Snapshots from a Post-Grad American Au Pair.

Ask me anything

Collision.
(at the Memorial to the Murdered Jews of Europe, Berlin)
February, 2014.
__
Photo by
burghbierandbeyond.

(I found it difficult to shake the unease caused by the peals of children’s laughter echoing through the Holocaust Memorial; vibrance almost sacrilegiously at odds with solemnity. I look at this photo and feel the same way.)

Collision.(at the Memorial to the Murdered Jews of Europe, Berlin)February, 2014.__Photo by burghbierandbeyond.(I found it difficult to shake the unease caused by the peals of children’s laughter echoing through the Holocaust Memorial; vibrance almost sacrilegiously at odds with solemnity. I look at this photo and feel the same way.)

Contrast.
Potsdam, Germany.
January, 2014.

by 
burghbierandbeyond.


I’ve got a case of the Mean Reds. Maybe it’s just that it’s January, a month which seemingly brings out the worst in people with its post-holiday gloom, arctic temperatures and near total lack of sunshine. However, as a wise friend pointed out, we’ve now been out of college for nearly eight months, so these feelings of loneliness, inadequacy and nostalgia are not entirely unsurprising; my generation entered the work force (or, rather, ongoing quest for employment) only to learn that all of the “hard” stuff of our adolescence—72-hour-sleepless-work-binges, overpacked schedules, the rigor of a liberal arts education—did not entirely prepare us for real-world challenges. Furthermore, as our formal education slinks deeper into the past, we become increasingly confronted with the hollow, ultimately problematic nature of being raised as a generation of “special snowflakes,” encouraged to pursue our passions with an inattentive eye towards the reality of post-grad economic competition. 

Lest you think I am absolutely wallowing in cynicism, there’s another side to these feelings.
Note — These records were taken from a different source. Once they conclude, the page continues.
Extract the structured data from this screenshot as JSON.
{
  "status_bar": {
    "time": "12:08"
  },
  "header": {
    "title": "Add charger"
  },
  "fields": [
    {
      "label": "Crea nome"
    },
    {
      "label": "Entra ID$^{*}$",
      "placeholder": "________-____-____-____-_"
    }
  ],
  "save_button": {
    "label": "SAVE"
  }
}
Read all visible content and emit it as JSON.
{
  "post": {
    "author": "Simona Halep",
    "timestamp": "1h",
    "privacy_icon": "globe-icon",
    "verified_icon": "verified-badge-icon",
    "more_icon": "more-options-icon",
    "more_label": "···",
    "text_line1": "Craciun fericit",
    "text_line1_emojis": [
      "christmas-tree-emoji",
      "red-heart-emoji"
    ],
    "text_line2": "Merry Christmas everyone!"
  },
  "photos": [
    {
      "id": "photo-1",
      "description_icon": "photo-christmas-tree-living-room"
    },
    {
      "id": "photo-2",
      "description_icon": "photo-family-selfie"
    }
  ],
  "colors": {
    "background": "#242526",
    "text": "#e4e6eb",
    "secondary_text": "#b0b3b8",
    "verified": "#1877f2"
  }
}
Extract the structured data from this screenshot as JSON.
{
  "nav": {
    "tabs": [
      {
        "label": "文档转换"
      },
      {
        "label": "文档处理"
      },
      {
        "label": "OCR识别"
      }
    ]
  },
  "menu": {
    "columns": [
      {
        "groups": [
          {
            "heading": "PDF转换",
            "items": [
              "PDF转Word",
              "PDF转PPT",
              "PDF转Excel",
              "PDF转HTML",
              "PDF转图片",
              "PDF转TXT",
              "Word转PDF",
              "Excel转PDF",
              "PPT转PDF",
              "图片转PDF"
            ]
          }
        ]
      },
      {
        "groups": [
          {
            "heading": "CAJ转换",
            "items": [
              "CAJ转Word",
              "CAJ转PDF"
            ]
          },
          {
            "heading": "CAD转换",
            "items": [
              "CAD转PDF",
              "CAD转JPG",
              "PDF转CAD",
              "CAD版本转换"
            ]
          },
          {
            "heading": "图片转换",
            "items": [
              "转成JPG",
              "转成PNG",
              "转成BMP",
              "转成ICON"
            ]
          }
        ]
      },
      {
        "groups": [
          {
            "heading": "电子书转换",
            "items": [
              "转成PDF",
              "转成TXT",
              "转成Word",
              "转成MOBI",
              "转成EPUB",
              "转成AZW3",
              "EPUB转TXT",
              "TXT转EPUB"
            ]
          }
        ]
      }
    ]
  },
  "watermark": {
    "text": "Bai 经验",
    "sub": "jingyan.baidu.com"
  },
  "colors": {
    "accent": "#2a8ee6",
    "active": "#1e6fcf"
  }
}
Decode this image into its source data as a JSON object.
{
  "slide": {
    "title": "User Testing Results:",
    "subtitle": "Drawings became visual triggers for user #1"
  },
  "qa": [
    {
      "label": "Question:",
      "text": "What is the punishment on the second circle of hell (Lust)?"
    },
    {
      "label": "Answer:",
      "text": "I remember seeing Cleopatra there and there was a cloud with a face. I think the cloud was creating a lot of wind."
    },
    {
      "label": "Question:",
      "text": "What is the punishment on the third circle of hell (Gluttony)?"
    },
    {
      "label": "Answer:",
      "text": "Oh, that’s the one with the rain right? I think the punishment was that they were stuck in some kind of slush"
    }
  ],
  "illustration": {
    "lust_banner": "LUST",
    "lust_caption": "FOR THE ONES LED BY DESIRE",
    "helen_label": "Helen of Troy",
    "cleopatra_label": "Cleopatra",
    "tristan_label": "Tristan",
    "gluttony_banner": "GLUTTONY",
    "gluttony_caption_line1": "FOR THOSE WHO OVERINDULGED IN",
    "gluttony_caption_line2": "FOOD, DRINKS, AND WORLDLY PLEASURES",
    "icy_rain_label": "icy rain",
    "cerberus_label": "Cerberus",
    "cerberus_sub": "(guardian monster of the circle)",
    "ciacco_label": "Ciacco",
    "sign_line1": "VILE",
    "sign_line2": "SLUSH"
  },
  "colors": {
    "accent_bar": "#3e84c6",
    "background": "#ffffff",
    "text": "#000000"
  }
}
While the lows seem deeper than usual, there is also unfettered joy in the highs—the ecstatic sensation of shattering the monotony of the past twenty two years, eyes wide open to the absolute magnitude of this world’s possibilities and opportunities. The feeling of experiencing or learning something really, truly new for what feels the like first time in a very long time.

I’m playing devil’s advocate with myself as I write this—I know that both my pessimism and optimism are the vestiges of a privileged outlook—and I truly don’t wish to presume a la Hannah Horvath that this is how everyone my age feels. That being said, I am willing to hazard a guess that I am not entirely alone in feeling this way, and—hopefully—by getting all of this off my chest, someone else will find solace in good old-fashioned commiseration.

And if not, I hope you enjoy this photo.

Contrast.Potsdam, Germany.January, 2014.by burghbierandbeyond.
I’ve got a case of the Mean Reds. Maybe it’s just that it’s January, a month which seemingly brings out the worst in people with its post-holiday gloom, arctic temperatures and near total lack of sunshine. However, as a wise friend pointed out, we’ve now been out of college for nearly eight months, so these feelings of loneliness, inadequacy and nostalgia are not entirely unsurprising; my generation entered the work force (or, rather, ongoing quest for employment) only to learn that all of the “hard” stuff of our adolescence—72-hour-sleepless-work-binges, overpacked schedules, the rigor of a liberal arts education—did not entirely prepare us for real-world challenges. Furthermore, as our formal education slinks deeper into the past, we become increasingly confronted with the hollow, ultimately problematic nature of being raised as a generation of “special snowflakes,” encouraged to pursue our passions with an inattentive eye towards the reality of post-grad economic competition. Lest you think I am absolutely wallowing in cynicism, there’s another side to these feelings. While the lows seem deeper than usual, there is also unfettered joy in the highs—the ecstatic sensation of shattering the monotony of the past twenty two years, eyes wide open to the absolute magnitude of this world’s possibilities and opportunities. The feeling of experiencing or learning something really, truly new for what feels the like first time in a very long time. I’m playing devil’s advocate with myself as I write this—I know that both my pessimism and optimism are the vestiges of a privileged outlook—and I truly don’t wish to presume a la Hannah Horvath that this is how everyone my age feels. That being said, I am willing to hazard a guess that I am not entirely alone in feeling this way, and—hopefully—by getting all of this off my chest, someone else will find solace in good old-fashioned commiseration.And if not, I hope you enjoy this photo.